Return exactly the final stretch of the records below, opening with the line that contains "What data populates" and closing with the last line.

Saved entries:
+ + + +

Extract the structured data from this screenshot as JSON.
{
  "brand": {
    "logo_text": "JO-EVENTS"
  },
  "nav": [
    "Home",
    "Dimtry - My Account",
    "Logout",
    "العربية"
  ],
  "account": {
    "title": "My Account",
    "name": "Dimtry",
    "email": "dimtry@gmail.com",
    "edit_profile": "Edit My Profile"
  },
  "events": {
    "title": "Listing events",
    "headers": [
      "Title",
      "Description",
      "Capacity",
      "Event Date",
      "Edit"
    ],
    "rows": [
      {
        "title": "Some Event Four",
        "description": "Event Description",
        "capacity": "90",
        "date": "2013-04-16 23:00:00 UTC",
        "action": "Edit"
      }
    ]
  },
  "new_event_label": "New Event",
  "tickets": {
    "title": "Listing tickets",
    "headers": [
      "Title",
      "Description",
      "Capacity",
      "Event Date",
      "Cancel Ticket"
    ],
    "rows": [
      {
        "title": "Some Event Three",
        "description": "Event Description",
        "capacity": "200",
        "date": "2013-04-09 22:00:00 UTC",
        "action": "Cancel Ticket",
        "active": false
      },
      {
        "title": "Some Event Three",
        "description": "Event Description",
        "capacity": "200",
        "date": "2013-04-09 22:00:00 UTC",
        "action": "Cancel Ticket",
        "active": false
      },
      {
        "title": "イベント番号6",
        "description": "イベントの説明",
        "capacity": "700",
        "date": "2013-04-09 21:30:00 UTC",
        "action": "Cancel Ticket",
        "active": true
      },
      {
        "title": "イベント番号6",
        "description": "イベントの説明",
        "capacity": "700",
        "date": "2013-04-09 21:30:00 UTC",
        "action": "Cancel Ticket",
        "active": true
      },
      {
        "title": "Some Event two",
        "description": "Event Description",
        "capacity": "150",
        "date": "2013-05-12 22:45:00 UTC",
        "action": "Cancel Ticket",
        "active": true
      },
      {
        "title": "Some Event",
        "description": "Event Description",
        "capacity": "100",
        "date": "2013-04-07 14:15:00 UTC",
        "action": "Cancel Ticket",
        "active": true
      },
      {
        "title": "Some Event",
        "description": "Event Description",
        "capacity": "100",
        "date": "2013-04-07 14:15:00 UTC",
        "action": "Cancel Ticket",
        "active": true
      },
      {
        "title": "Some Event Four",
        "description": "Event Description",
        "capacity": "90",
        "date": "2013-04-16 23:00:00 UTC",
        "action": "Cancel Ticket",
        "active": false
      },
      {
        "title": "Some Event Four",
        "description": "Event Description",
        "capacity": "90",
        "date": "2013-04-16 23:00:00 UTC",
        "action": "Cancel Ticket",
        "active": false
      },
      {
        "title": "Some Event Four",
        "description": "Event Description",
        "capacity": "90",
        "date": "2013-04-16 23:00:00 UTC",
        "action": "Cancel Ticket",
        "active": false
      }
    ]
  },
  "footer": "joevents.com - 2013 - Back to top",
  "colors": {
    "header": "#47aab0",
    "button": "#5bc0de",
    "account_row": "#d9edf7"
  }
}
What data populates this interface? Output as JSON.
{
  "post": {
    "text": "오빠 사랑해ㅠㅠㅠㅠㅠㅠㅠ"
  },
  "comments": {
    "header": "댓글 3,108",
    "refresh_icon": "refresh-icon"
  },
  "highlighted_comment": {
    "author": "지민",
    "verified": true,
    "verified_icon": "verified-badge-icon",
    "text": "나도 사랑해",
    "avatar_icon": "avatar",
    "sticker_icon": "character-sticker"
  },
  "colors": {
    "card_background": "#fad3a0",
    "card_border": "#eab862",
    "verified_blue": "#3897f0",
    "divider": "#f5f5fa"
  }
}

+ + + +

TASK ANSWER:
What data populates this interface? Output as JSON.
{
  "post": {
    "text": "오빠 사랑해ㅠㅠㅠㅠㅠㅠㅠ"
  },
  "comments": {
    "header": "댓글 3,108",
    "refresh_icon": "refresh-icon"
  },
  "highlighted_comment": {
    "author": "지민",
    "verified": true,
    "verified_icon": "verified-badge-icon",
    "text": "나도 사랑해",
    "avatar_icon": "avatar",
    "sticker_icon": "character-sticker"
  },
  "colors": {
    "card_background": "#fad3a0",
    "card_border": "#eab862",
    "verified_blue": "#3897f0",
    "divider": "#f5f5fa"
  }
}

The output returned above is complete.